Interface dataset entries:
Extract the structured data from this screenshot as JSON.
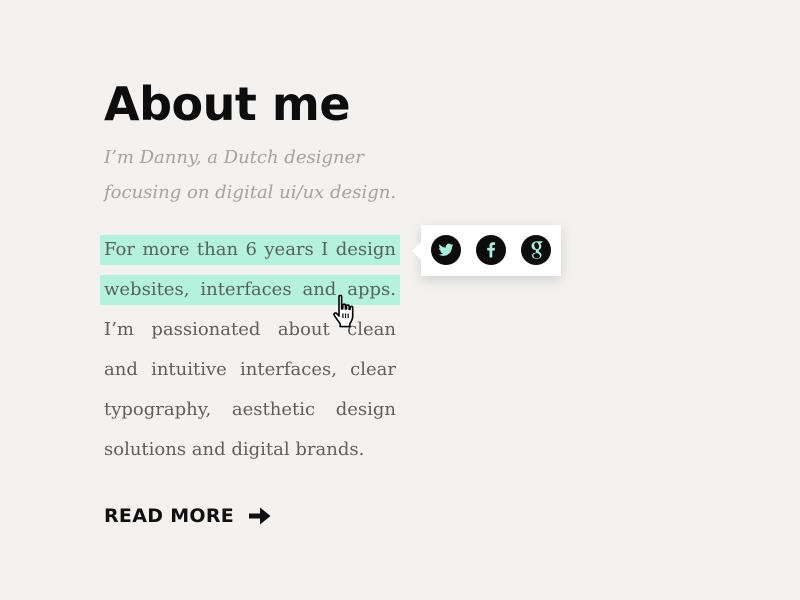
{
  "header": {
    "title": "About me"
  },
  "intro": {
    "lines": [
      "I’m Danny, a Dutch designer",
      "focusing on digital ui/ux design."
    ]
  },
  "body": {
    "highlighted_lines": [
      "For more than 6 years I design",
      "websites, interfaces and apps."
    ],
    "lines": [
      "I’m passionated about clean",
      "and intuitive interfaces, clear",
      "typography, aesthetic design",
      "solutions and digital brands."
    ]
  },
  "share_popup": {
    "buttons": [
      {
        "icon": "twitter-icon"
      },
      {
        "icon": "facebook-icon"
      },
      {
        "icon": "google-icon"
      }
    ]
  },
  "read_more": {
    "label": "READ MORE",
    "icon": "arrow-right-icon"
  },
  "colors": {
    "background": "#f3f2f0",
    "highlight": "#b4f2dd",
    "heading": "#0d0d0d",
    "intro": "#a3a3a3",
    "body": "#5f5e5c",
    "share_icon_glyph": "#a8f0de"
  }
}
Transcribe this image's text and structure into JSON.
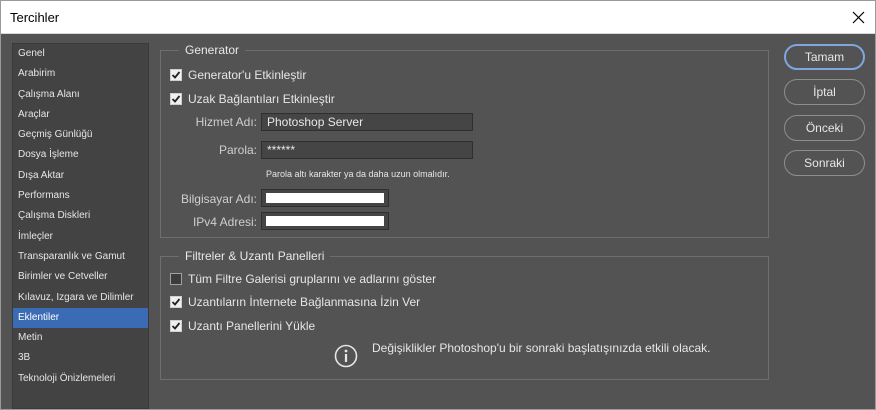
{
  "window": {
    "title": "Tercihler"
  },
  "sidebar": {
    "items": [
      {
        "label": "Genel"
      },
      {
        "label": "Arabirim"
      },
      {
        "label": "Çalışma Alanı"
      },
      {
        "label": "Araçlar"
      },
      {
        "label": "Geçmiş Günlüğü"
      },
      {
        "label": "Dosya İşleme"
      },
      {
        "label": "Dışa Aktar"
      },
      {
        "label": "Performans"
      },
      {
        "label": "Çalışma Diskleri"
      },
      {
        "label": "İmleçler"
      },
      {
        "label": "Transparanlık ve Gamut"
      },
      {
        "label": "Birimler ve Cetveller"
      },
      {
        "label": "Kılavuz, Izgara ve Dilimler"
      },
      {
        "label": "Eklentiler",
        "selected": true
      },
      {
        "label": "Metin"
      },
      {
        "label": "3B"
      },
      {
        "label": "Teknoloji Önizlemeleri"
      }
    ]
  },
  "generator": {
    "title": "Generator",
    "enable_label": "Generator'u Etkinleştir",
    "enable_checked": true,
    "remote_label": "Uzak Bağlantıları Etkinleştir",
    "remote_checked": true,
    "service_name_label": "Hizmet Adı:",
    "service_name_value": "Photoshop Server",
    "password_label": "Parola:",
    "password_value": "******",
    "password_hint": "Parola altı karakter ya da daha uzun olmalıdır.",
    "computer_name_label": "Bilgisayar Adı:",
    "ipv4_label": "IPv4 Adresi:"
  },
  "filters": {
    "title": "Filtreler & Uzantı Panelleri",
    "gallery_label": "Tüm Filtre Galerisi gruplarını ve adlarını göster",
    "gallery_checked": false,
    "extensions_internet_label": "Uzantıların İnternete Bağlanmasına İzin Ver",
    "extensions_internet_checked": true,
    "load_panels_label": "Uzantı Panellerini Yükle",
    "load_panels_checked": true,
    "info_text": "Değişiklikler Photoshop'u bir sonraki başlatışınızda etkili olacak."
  },
  "buttons": {
    "ok": "Tamam",
    "cancel": "İptal",
    "prev": "Önceki",
    "next": "Sonraki"
  },
  "colors": {
    "panel": "#535353",
    "sidebar": "#434343",
    "selection": "#3a6bb4",
    "primary_button_border": "#7fa6e0"
  }
}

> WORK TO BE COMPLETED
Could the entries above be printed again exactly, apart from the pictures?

> RESPONSE FOR THIS EXERCISE
Extract the structured data from this screenshot as JSON.
{
  "header": {
    "title": "About me"
  },
  "intro": {
    "lines": [
      "I’m Danny, a Dutch designer",
      "focusing on digital ui/ux design."
    ]
  },
  "body": {
    "highlighted_lines": [
      "For more than 6 years I design",
      "websites, interfaces and apps."
    ],
    "lines": [
      "I’m passionated about clean",
      "and intuitive interfaces, clear",
      "typography, aesthetic design",
      "solutions and digital brands."
    ]
  },
  "share_popup": {
    "buttons": [
      {
        "icon": "twitter-icon"
      },
      {
        "icon": "facebook-icon"
      },
      {
        "icon": "google-icon"
      }
    ]
  },
  "read_more": {
    "label": "READ MORE",
    "icon": "arrow-right-icon"
  },
  "colors": {
    "background": "#f3f2f0",
    "highlight": "#b4f2dd",
    "heading": "#0d0d0d",
    "intro": "#a3a3a3",
    "body": "#5f5e5c",
    "share_icon_glyph": "#a8f0de"
  }
}
Transcribe this image's text and structure into JSON.
{
  "window": {
    "title": "Tercihler"
  },
  "sidebar": {
    "items": [
      {
        "label": "Genel"
      },
      {
        "label": "Arabirim"
      },
      {
        "label": "Çalışma Alanı"
      },
      {
        "label": "Araçlar"
      },
      {
        "label": "Geçmiş Günlüğü"
      },
      {
        "label": "Dosya İşleme"
      },
      {
        "label": "Dışa Aktar"
      },
      {
        "label": "Performans"
      },
      {
        "label": "Çalışma Diskleri"
      },
      {
        "label": "İmleçler"
      },
      {
        "label": "Transparanlık ve Gamut"
      },
      {
        "label": "Birimler ve Cetveller"
      },
      {
        "label": "Kılavuz, Izgara ve Dilimler"
      },
      {
        "label": "Eklentiler",
        "selected": true
      },
      {
        "label": "Metin"
      },
      {
        "label": "3B"
      },
      {
        "label": "Teknoloji Önizlemeleri"
      }
    ]
  },
  "generator": {
    "title": "Generator",
    "enable_label": "Generator'u Etkinleştir",
    "enable_checked": true,
    "remote_label": "Uzak Bağlantıları Etkinleştir",
    "remote_checked": true,
    "service_name_label": "Hizmet Adı:",
    "service_name_value": "Photoshop Server",
    "password_label": "Parola:",
    "password_value": "******",
    "password_hint": "Parola altı karakter ya da daha uzun olmalıdır.",
    "computer_name_label": "Bilgisayar Adı:",
    "ipv4_label": "IPv4 Adresi:"
  },
  "filters": {
    "title": "Filtreler & Uzantı Panelleri",
    "gallery_label": "Tüm Filtre Galerisi gruplarını ve adlarını göster",
    "gallery_checked": false,
    "extensions_internet_label": "Uzantıların İnternete Bağlanmasına İzin Ver",
    "extensions_internet_checked": true,
    "load_panels_label": "Uzantı Panellerini Yükle",
    "load_panels_checked": true,
    "info_text": "Değişiklikler Photoshop'u bir sonraki başlatışınızda etkili olacak."
  },
  "buttons": {
    "ok": "Tamam",
    "cancel": "İptal",
    "prev": "Önceki",
    "next": "Sonraki"
  },
  "colors": {
    "panel": "#535353",
    "sidebar": "#434343",
    "selection": "#3a6bb4",
    "primary_button_border": "#7fa6e0"
  }
}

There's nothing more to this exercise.